What you are asked to do: Only the lines holding the string "false" are needed; copy each of them from the data.

##### Supplied entries

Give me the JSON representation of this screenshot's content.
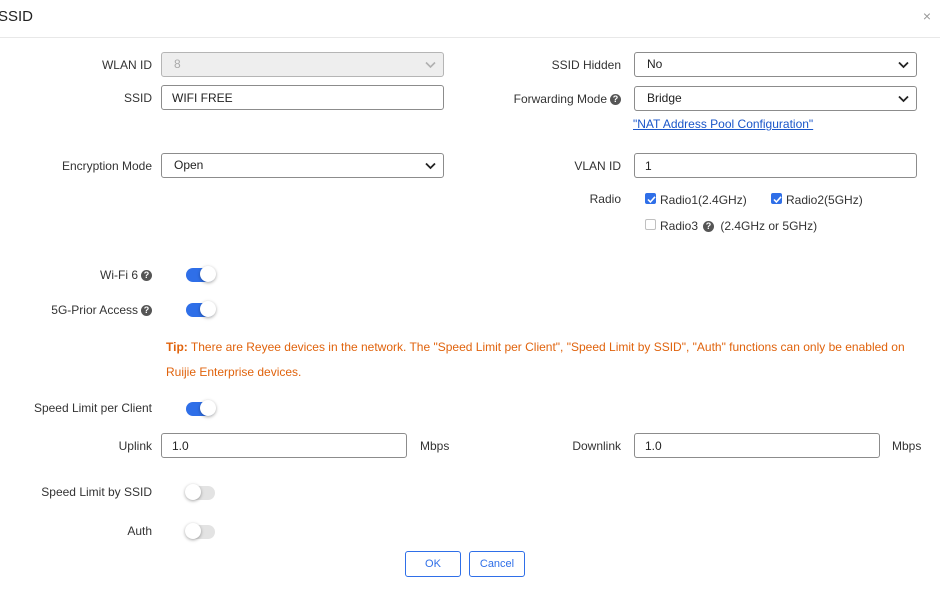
{
  "dialog": {
    "title": "SSID",
    "close_glyph": "×"
  },
  "form": {
    "wlan_id": {
      "label": "WLAN ID",
      "value": "8",
      "disabled": true
    },
    "ssid": {
      "label": "SSID",
      "value": "WIFI FREE"
    },
    "ssid_hidden": {
      "label": "SSID Hidden",
      "value": "No"
    },
    "forwarding_mode": {
      "label": "Forwarding Mode",
      "value": "Bridge",
      "help_glyph": "?"
    },
    "nat_link": "\"NAT Address Pool Configuration\"",
    "encryption_mode": {
      "label": "Encryption Mode",
      "value": "Open"
    },
    "vlan_id": {
      "label": "VLAN ID",
      "value": "1"
    },
    "radio": {
      "label": "Radio",
      "radio1": {
        "label": "Radio1(2.4GHz)",
        "checked": true
      },
      "radio2": {
        "label": "Radio2(5GHz)",
        "checked": true
      },
      "radio3": {
        "label": "Radio3",
        "suffix": "(2.4GHz or 5GHz)",
        "checked": false,
        "help_glyph": "?"
      }
    },
    "wifi6": {
      "label": "Wi-Fi 6",
      "enabled": true,
      "help_glyph": "?"
    },
    "prior_5g": {
      "label": "5G-Prior Access",
      "enabled": true,
      "help_glyph": "?"
    },
    "tip": {
      "prefix": "Tip:",
      "text": "There are Reyee devices in the network. The \"Speed Limit per Client\", \"Speed Limit by SSID\", \"Auth\" functions can only be enabled on Ruijie Enterprise devices."
    },
    "speed_limit_client": {
      "label": "Speed Limit per Client",
      "enabled": true
    },
    "uplink": {
      "label": "Uplink",
      "value": "1.0",
      "unit": "Mbps"
    },
    "downlink": {
      "label": "Downlink",
      "value": "1.0",
      "unit": "Mbps"
    },
    "speed_limit_ssid": {
      "label": "Speed Limit by SSID",
      "enabled": false
    },
    "auth": {
      "label": "Auth",
      "enabled": false
    }
  },
  "buttons": {
    "ok": "OK",
    "cancel": "Cancel"
  },
  "colors": {
    "accent": "#2f6fe8",
    "tip": "#e0630d",
    "link": "#1a56c9",
    "toggle_off": "#e3e3e3"
  }
}
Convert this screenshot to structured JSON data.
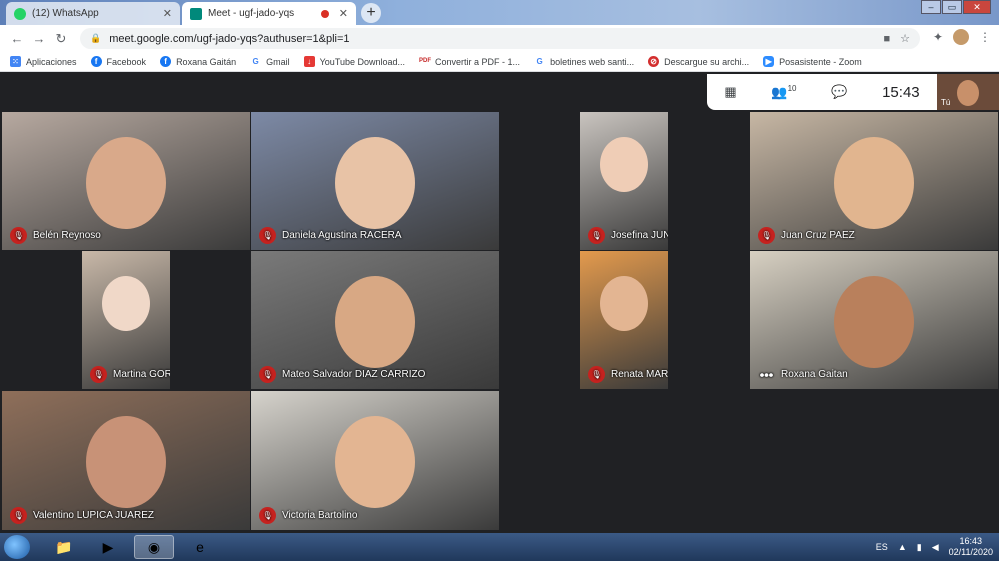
{
  "browser": {
    "tabs": [
      {
        "title": "(12) WhatsApp",
        "favicon": "whatsapp-icon",
        "active": false
      },
      {
        "title": "Meet - ugf-jado-yqs",
        "favicon": "meet-icon",
        "active": true
      }
    ],
    "url": "meet.google.com/ugf-jado-yqs?authuser=1&pli=1",
    "bookmarks": [
      {
        "label": "Aplicaciones",
        "icon": "apps-grid-icon"
      },
      {
        "label": "Facebook",
        "icon": "facebook-icon"
      },
      {
        "label": "Roxana Gaitán",
        "icon": "facebook-icon"
      },
      {
        "label": "Gmail",
        "icon": "google-icon"
      },
      {
        "label": "YouTube Download...",
        "icon": "bookmark-icon"
      },
      {
        "label": "Convertir a PDF - 1...",
        "icon": "pdf-icon"
      },
      {
        "label": "boletines web santi...",
        "icon": "google-icon"
      },
      {
        "label": "Descargue su archi...",
        "icon": "bookmark-icon"
      },
      {
        "label": "Posasistente - Zoom",
        "icon": "zoom-icon"
      }
    ]
  },
  "meet": {
    "clock": "15:43",
    "participant_count": "10",
    "self_label": "Tú",
    "participants": [
      {
        "name": "Belén Reynoso",
        "muted": true,
        "bg": "#b7a9a0",
        "face": "#d9a98a"
      },
      {
        "name": "Daniela Agustina RACERA",
        "muted": true,
        "bg": "#7d8aa6",
        "face": "#e8c3a6"
      },
      {
        "name": "Josefina JUNCO DEL RIO",
        "muted": true,
        "bg": "#c9c4bf",
        "face": "#efcdb6"
      },
      {
        "name": "Juan Cruz PAEZ",
        "muted": true,
        "bg": "#c7b7a4",
        "face": "#e1b58f"
      },
      {
        "name": "Martina GORDILLO CERVANTES",
        "muted": true,
        "bg": "#c8b8a8",
        "face": "#f0d8c8"
      },
      {
        "name": "Mateo Salvador DIAZ CARRIZO",
        "muted": true,
        "bg": "#7a7a7a",
        "face": "#d8a884"
      },
      {
        "name": "Renata MARTINEZ SUAREZ",
        "muted": true,
        "bg": "#e39a4d",
        "face": "#e3b592"
      },
      {
        "name": "Roxana Gaitan",
        "muted": false,
        "bg": "#d7d0c2",
        "face": "#b9805c"
      },
      {
        "name": "Valentino LUPICA JUAREZ",
        "muted": true,
        "bg": "#8f6f5a",
        "face": "#c89277"
      },
      {
        "name": "Victoria Bartolino",
        "muted": true,
        "bg": "#d6d3cc",
        "face": "#e3b592"
      }
    ]
  },
  "taskbar": {
    "language": "ES",
    "time": "16:43",
    "date": "02/11/2020"
  },
  "colors": {
    "mute_red": "#c5221f",
    "meet_bg": "#202124"
  }
}
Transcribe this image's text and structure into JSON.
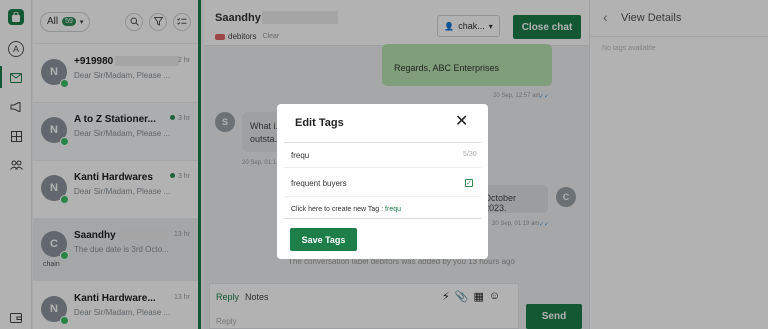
{
  "rail": {
    "logo_icon": "shopping-bag-icon",
    "avatar_letter": "A",
    "icons": [
      "chat-icon",
      "megaphone-icon",
      "grid-icon",
      "contacts-icon",
      "wallet-icon"
    ]
  },
  "chatlist": {
    "filter_label": "All",
    "filter_count": "59",
    "items": [
      {
        "avatar": "N",
        "name": "+919980",
        "preview": "Dear Sir/Madam, Please ...",
        "time": "2 hr",
        "unread": false
      },
      {
        "avatar": "N",
        "name": "A to Z Stationer...",
        "preview": "Dear Sir/Madam, Please ...",
        "time": "3 hr",
        "unread": true
      },
      {
        "avatar": "N",
        "name": "Kanti Hardwares",
        "preview": "Dear Sir/Madam, Please ...",
        "time": "3 hr",
        "unread": true
      },
      {
        "avatar": "C",
        "name": "Saandhy",
        "preview": "The due date is 3rd Octo...",
        "time": "13 hr",
        "unread": false,
        "label": "chain"
      },
      {
        "avatar": "N",
        "name": "Kanti Hardware...",
        "preview": "Dear Sir/Madam, Please ...",
        "time": "13 hr",
        "unread": false
      }
    ]
  },
  "main": {
    "contact_name": "Saandhy",
    "tag_name": "debitors",
    "tag_clear": "Clear",
    "agent_label": "chak...",
    "close_chat": "Close chat",
    "bubble_out_text": "Regards, ABC Enterprises",
    "stamp1": "20 Sep, 12:57 am",
    "bubble_in_text": "What i... outsta...",
    "stamp2": "20 Sep, 01:1...",
    "bubble_out2_text": "October 2023.",
    "stamp3": "20 Sep, 01:19 am",
    "system_line": "The conversation label debitors was added by you 13 hours ago",
    "reply_tab": "Reply",
    "notes_tab": "Notes",
    "reply_placeholder": "Reply",
    "send": "Send"
  },
  "right_panel": {
    "title": "View Details",
    "no_tags": "No tags available"
  },
  "modal": {
    "title": "Edit Tags",
    "input_value": "frequ",
    "char_count": "5/30",
    "option": "frequent buyers",
    "create_text": "Click here to create new Tag :",
    "create_query": "frequ",
    "save": "Save Tags"
  },
  "colors": {
    "brand_green": "#1e7e4a",
    "out_bubble": "#b9e3b2",
    "tag_red": "#e06666"
  }
}
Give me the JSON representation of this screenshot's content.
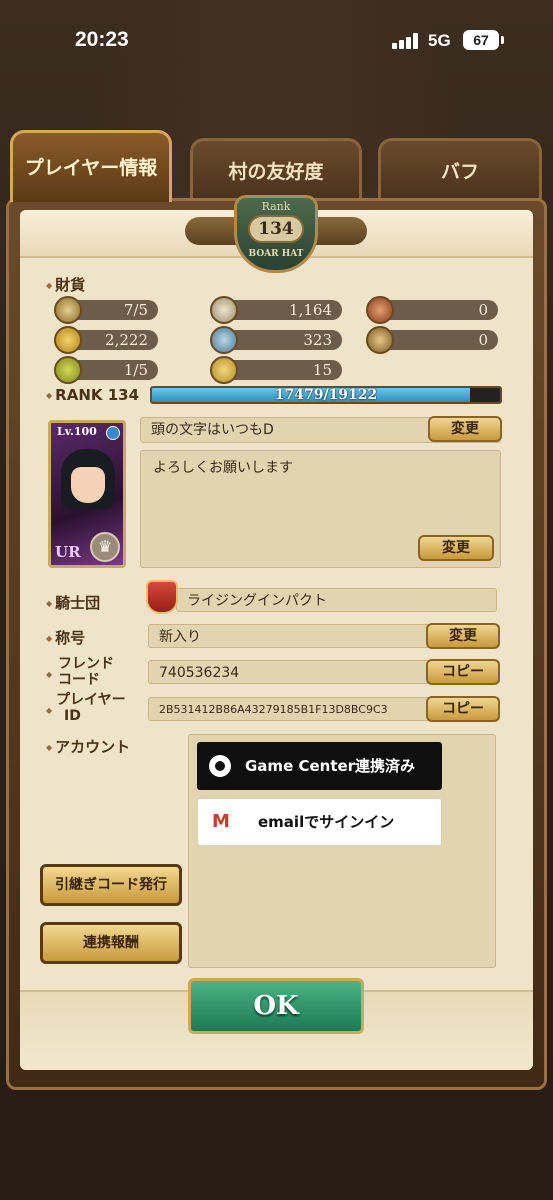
{
  "status": {
    "time": "20:23",
    "network": "5G",
    "battery": "67"
  },
  "tabs": [
    {
      "label": "プレイヤー情報"
    },
    {
      "label": "村の友好度"
    },
    {
      "label": "バフ"
    }
  ],
  "rank_badge": {
    "label": "Rank",
    "value": "134",
    "subtitle": "BOAR HAT"
  },
  "currency": {
    "label": "財貨",
    "items": [
      {
        "icon": "swords-icon",
        "value": "7/5"
      },
      {
        "icon": "silver-coin-icon",
        "value": "1,164"
      },
      {
        "icon": "red-medal-icon",
        "value": "0"
      },
      {
        "icon": "gold-coin-icon",
        "value": "2,222"
      },
      {
        "icon": "blue-coin-icon",
        "value": "323"
      },
      {
        "icon": "gold-medal-icon",
        "value": "0"
      },
      {
        "icon": "green-orb-icon",
        "value": "1/5"
      },
      {
        "icon": "gold-ring-icon",
        "value": "15"
      }
    ]
  },
  "rank": {
    "label": "RANK 134",
    "progress_text": "17479/19122",
    "progress": 0.914
  },
  "card": {
    "level": "Lv.100",
    "rarity": "UR"
  },
  "profile": {
    "title_text": "頭の文字はいつもD",
    "change_label": "変更",
    "comment": "よろしくお願いします",
    "comment_change_label": "変更"
  },
  "guild": {
    "label": "騎士団",
    "name": "ライジングインパクト"
  },
  "honor": {
    "label": "称号",
    "value": "新入り",
    "change_label": "変更"
  },
  "friend_code": {
    "label_line1": "フレンド",
    "label_line2": "コード",
    "value": "740536234",
    "copy_label": "コピー"
  },
  "player_id": {
    "label_line1": "プレイヤー",
    "label_line2": "ID",
    "value": "2B531412B86A43279185B1F13D8BC9C3",
    "copy_label": "コピー"
  },
  "account": {
    "label": "アカウント",
    "game_center": "Game Center連携済み",
    "email": "emailでサインイン",
    "email_icon": "M"
  },
  "buttons": {
    "transfer_code": "引継ぎコード発行",
    "link_reward": "連携報酬",
    "ok": "OK"
  },
  "colors": {
    "accent_gold": "#c99a3e",
    "ok_green": "#1b7a52",
    "progress_blue": "#2b8fc0"
  }
}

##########

Solution to this task:
        "checked": false,
      "enabled": false
      "enabled": false
        "active": false
        "muted": false,
        "unread": false
        "unread": false,
        "unread": false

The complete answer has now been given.